Abstracts: ISEE 22nd Annual Conference, Seoul, Korea, 28 August–1 September 2010: Indoor and Built Environment
Microbial volatile organic compounds (MVOC) are a range of volatile organic compounds produced by microorganisms. According to previous reports, exposure to various MVOC at school was associated with asthmatic symptoms in pupils and a history of asthma among school employees. However, the relationship between MVOC exposure at home and allergies in inhabitants remains unknown. The aim of this study was to investigate the relationship between allergic symptoms and selected MVOC exposure in single family homes.
This study is based on a survey conducted in 2006. Subjects were 624 inhabitants of 182 detached houses in 6 cities of Japan. Air samples were collected using diffusive samplers for 48 hours, and the concentrations of 8 selected compounds were analyzed by Gas Chromatograph-Mass Spectrometer (SIM). All inhabitants of the dwellings were given a self-administered questionnaire on age, sex, and medications for bronchial asthma, atopic dermatitis, and allergic rhinitis within the past 2 years. Adult inhabitants were also asked to fill out questions regarding housing characteristics.

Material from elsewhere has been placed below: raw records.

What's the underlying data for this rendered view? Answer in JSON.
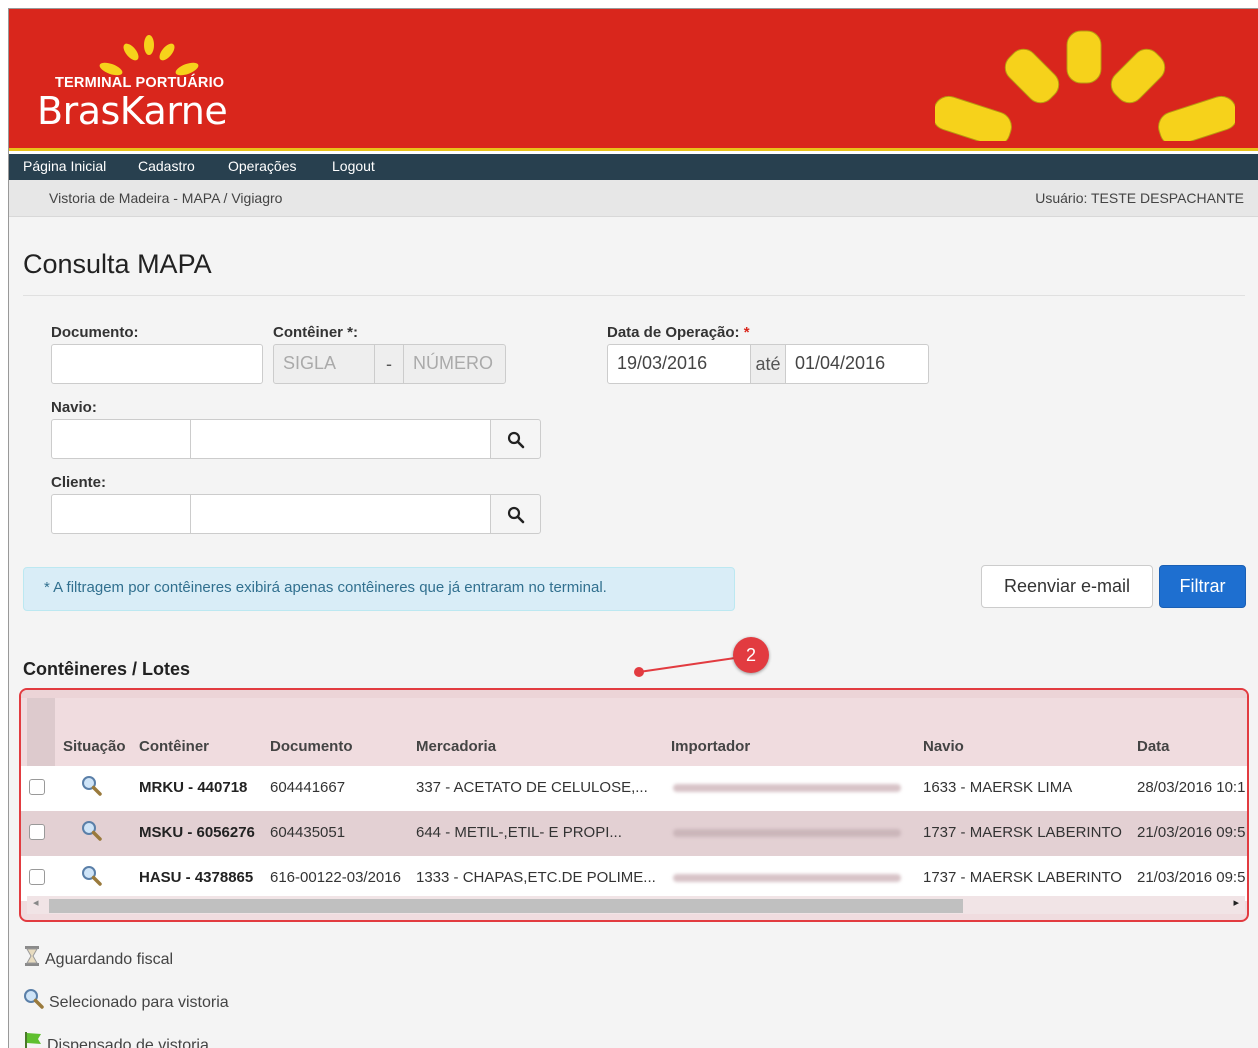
{
  "brand": {
    "small": "TERMINAL PORTUÁRIO",
    "big": "BrasKarne"
  },
  "nav": {
    "items": [
      "Página Inicial",
      "Cadastro",
      "Operações",
      "Logout"
    ]
  },
  "breadcrumb": "Vistoria de Madeira - MAPA / Vigiagro",
  "user": "Usuário: TESTE DESPACHANTE",
  "page_title": "Consulta MAPA",
  "form": {
    "documento_label": "Documento:",
    "conteiner_label": "Contêiner *:",
    "sigla_placeholder": "SIGLA",
    "dash": "-",
    "numero_placeholder": "NÚMERO",
    "data_label": "Data de Operação:",
    "data_req": "*",
    "date_from": "19/03/2016",
    "ate": "até",
    "date_to": "01/04/2016",
    "navio_label": "Navio:",
    "cliente_label": "Cliente:"
  },
  "alert": "* A filtragem por contêineres exibirá apenas contêineres que já entraram no terminal.",
  "buttons": {
    "resend": "Reenviar e-mail",
    "filter": "Filtrar"
  },
  "section_title": "Contêineres / Lotes",
  "annotation_badge": "2",
  "table": {
    "headers": [
      "Situação",
      "Contêiner",
      "Documento",
      "Mercadoria",
      "Importador",
      "Navio",
      "Data"
    ],
    "rows": [
      {
        "conteiner": "MRKU - 440718",
        "documento": "604441667",
        "mercadoria": "337 - ACETATO DE CELULOSE,...",
        "navio": "1633 - MAERSK LIMA",
        "data": "28/03/2016 10:1"
      },
      {
        "conteiner": "MSKU - 6056276",
        "documento": "604435051",
        "mercadoria": "644 - METIL-,ETIL- E PROPI...",
        "navio": "1737 - MAERSK LABERINTO",
        "data": "21/03/2016 09:5"
      },
      {
        "conteiner": "HASU - 4378865",
        "documento": "616-00122-03/2016",
        "mercadoria": "1333 - CHAPAS,ETC.DE POLIME...",
        "navio": "1737 - MAERSK LABERINTO",
        "data": "21/03/2016 09:5"
      }
    ]
  },
  "legend": [
    {
      "icon": "hourglass-icon",
      "label": "Aguardando fiscal"
    },
    {
      "icon": "magnifier-icon",
      "label": "Selecionado para vistoria"
    },
    {
      "icon": "flag-icon",
      "label": "Dispensado de vistoria"
    }
  ]
}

The most frequently detected MVOC was 1-pentanol at a median concentration of 0.60 μg/m3. Among the 609 subjects who completed questions about allergies, the prevalence of asthma, atopic dermatitis, and allergic rhinitis was 4.8%, 9.9%, and 18.2%, respectively. No difference was found among genders, but a higher prevalence was obtained among younger subjects. A significant association between rhinitis and 1-octen-3-ol (per log10-unit: odds ratio, 2.02; 95% confidence interval: 1.05–3.87) was obtained after adjusting for age, sex, environmental tobacco smoke, and dampness index. No MVOC was related to asthma or atopic dermatitis after adjustment.
According to the results of experimental volunteer 1-octen-3-ol exposure, mucosal irritation of airways was observed. Although indoor air concentrations of 1-octen-3-ol in this study were relatively low, exposure may cause irritation in inhabitants and evoke a rhinitis.